■ WORK REQUEST:
Each time a line of the listing holds "content", copy that line.

■ DATA PROVIDED:
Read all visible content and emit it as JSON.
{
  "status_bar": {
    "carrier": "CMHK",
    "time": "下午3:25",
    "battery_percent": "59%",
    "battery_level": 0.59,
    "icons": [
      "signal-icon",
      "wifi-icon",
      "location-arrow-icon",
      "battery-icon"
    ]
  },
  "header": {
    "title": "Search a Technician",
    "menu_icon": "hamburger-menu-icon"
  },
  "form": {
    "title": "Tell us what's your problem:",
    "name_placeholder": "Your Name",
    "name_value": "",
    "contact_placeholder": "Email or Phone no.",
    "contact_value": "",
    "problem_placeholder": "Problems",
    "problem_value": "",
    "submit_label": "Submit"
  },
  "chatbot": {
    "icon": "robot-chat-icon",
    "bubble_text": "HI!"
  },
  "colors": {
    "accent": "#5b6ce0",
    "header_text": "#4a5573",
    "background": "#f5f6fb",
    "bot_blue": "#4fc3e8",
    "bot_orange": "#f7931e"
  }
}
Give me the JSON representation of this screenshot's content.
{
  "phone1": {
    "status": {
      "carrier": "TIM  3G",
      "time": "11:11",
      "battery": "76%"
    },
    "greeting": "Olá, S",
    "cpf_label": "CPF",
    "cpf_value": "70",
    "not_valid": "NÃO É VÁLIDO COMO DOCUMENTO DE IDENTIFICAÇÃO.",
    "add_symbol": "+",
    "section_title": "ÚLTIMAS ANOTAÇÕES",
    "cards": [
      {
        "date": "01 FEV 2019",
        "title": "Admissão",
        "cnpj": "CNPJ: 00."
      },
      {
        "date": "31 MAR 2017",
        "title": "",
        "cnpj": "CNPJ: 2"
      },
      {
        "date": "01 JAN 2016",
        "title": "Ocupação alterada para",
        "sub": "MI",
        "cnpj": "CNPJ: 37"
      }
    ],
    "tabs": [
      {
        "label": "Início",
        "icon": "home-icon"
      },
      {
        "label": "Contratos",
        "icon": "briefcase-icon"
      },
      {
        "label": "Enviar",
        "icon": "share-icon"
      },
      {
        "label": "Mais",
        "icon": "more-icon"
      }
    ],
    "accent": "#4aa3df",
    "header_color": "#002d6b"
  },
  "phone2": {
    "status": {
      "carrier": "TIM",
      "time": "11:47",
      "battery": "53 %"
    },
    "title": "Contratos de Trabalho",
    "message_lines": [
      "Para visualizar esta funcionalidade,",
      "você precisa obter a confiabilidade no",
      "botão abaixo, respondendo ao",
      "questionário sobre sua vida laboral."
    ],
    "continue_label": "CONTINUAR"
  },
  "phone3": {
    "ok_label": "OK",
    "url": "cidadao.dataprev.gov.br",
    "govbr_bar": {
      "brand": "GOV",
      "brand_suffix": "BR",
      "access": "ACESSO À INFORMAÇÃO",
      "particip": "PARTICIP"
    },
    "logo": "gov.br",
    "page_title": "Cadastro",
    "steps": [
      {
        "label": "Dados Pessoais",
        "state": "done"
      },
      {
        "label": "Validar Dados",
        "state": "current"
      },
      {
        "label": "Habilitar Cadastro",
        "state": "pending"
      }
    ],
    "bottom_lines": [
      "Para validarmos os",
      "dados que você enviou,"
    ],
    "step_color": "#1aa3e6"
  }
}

■ COMPLETED EXERCISE:
Read all visible content and emit it as JSON.
Give me the JSON representation of this screenshot's content.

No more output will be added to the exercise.